"There have been US business concerns but very largely these are concerns which arise out of the slowdown of the Indian economy," Singh said.
"When Indian economy was growing at the rate of eight to nine percent, I think everybody was quite happy. Even when there were defects in our policies, they were overlooked, and when the economy slows down, people try to find faults and excuses," he said.
Singh was talking to journalists on board his special aircraft while returning last night from the US where he held talks with President Barack Obama. Economic issues figured prominently during the talks.
The PM was asked the reasons for deterioration of Indo-US economic relationship with US businesses lobbying with the Obama government to investigate Indian trade practices.

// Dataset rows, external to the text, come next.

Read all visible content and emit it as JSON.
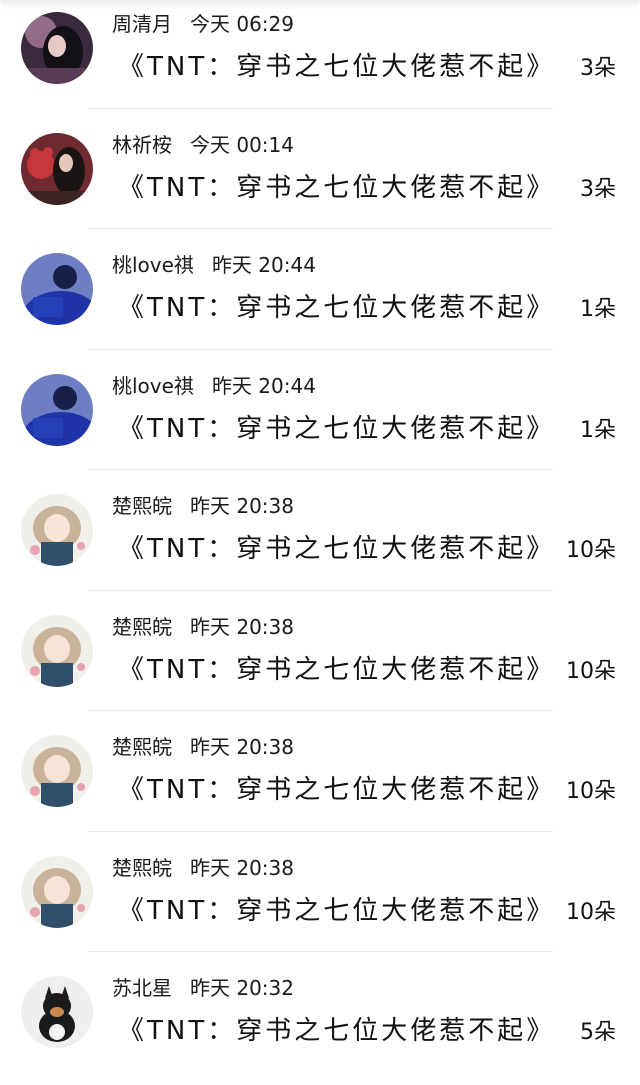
{
  "gifts": [
    {
      "name": "周清月",
      "time": "今天 06:29",
      "title": "《TNT：穿书之七位大佬惹不起》",
      "count": "3朵",
      "avatar": "dark-girl-avatar"
    },
    {
      "name": "林祈桉",
      "time": "今天 00:14",
      "title": "《TNT：穿书之七位大佬惹不起》",
      "count": "3朵",
      "avatar": "girl-with-red-bear-avatar"
    },
    {
      "name": "桃love祺",
      "time": "昨天 20:44",
      "title": "《TNT：穿书之七位大佬惹不起》",
      "count": "1朵",
      "avatar": "blue-silhouette-avatar"
    },
    {
      "name": "桃love祺",
      "time": "昨天 20:44",
      "title": "《TNT：穿书之七位大佬惹不起》",
      "count": "1朵",
      "avatar": "blue-silhouette-avatar"
    },
    {
      "name": "楚熙皖",
      "time": "昨天 20:38",
      "title": "《TNT：穿书之七位大佬惹不起》",
      "count": "10朵",
      "avatar": "anime-girl-flowers-avatar"
    },
    {
      "name": "楚熙皖",
      "time": "昨天 20:38",
      "title": "《TNT：穿书之七位大佬惹不起》",
      "count": "10朵",
      "avatar": "anime-girl-flowers-avatar"
    },
    {
      "name": "楚熙皖",
      "time": "昨天 20:38",
      "title": "《TNT：穿书之七位大佬惹不起》",
      "count": "10朵",
      "avatar": "anime-girl-flowers-avatar"
    },
    {
      "name": "楚熙皖",
      "time": "昨天 20:38",
      "title": "《TNT：穿书之七位大佬惹不起》",
      "count": "10朵",
      "avatar": "anime-girl-flowers-avatar"
    },
    {
      "name": "苏北星",
      "time": "昨天 20:32",
      "title": "《TNT：穿书之七位大佬惹不起》",
      "count": "5朵",
      "avatar": "shiba-dog-avatar"
    }
  ]
}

The Prime Minister said Obama did not go in detail with him on the issue but understood India's concerns.
"He did understand our concerns but he also said that it is time that the CEOs Forum on both sides sat together to discuss these issues and to find out the meeting ground," he disclosed.
Singh's comments came against the backdrop of US India Business Council (USIBC) President Ron Somers saying that foreign companies were keen to enter the Indian market, but there needs to be "clarity and predictability" on issues of policy and taxation.
Somers told the agency last week in Washington that India needs to push reforms to encourage foreign investors.
"...It is predictability. It is all about clarity," Somers said when asked what steps Indian government needs to take to attract US investment.
"India is open to business, but the American companies want to come in a big way. That is where clarity and predictability comes," he said.
USIBC is the apex trade body of American companies doing business in India which include a large number of Fortune 500 companies.
Arguing the case for building a robust manufacturing base, Somers said that they should be attracted and be encouraged by market driven incentives and not by mandate.
Preferential market access (PMA), he noted, caused everybody to be thrown from loop.
"We need to have an understanding of each other. It is true that innovation and technologies is going to the future of both of our economies. And to have innovation, technology, you have to have environment that rewards and protects intellectual property.
"Those issues are vitally important. Intellectual property, manufacturing, market-driven and market-based incentivized and clarity and predictability on tax," he said.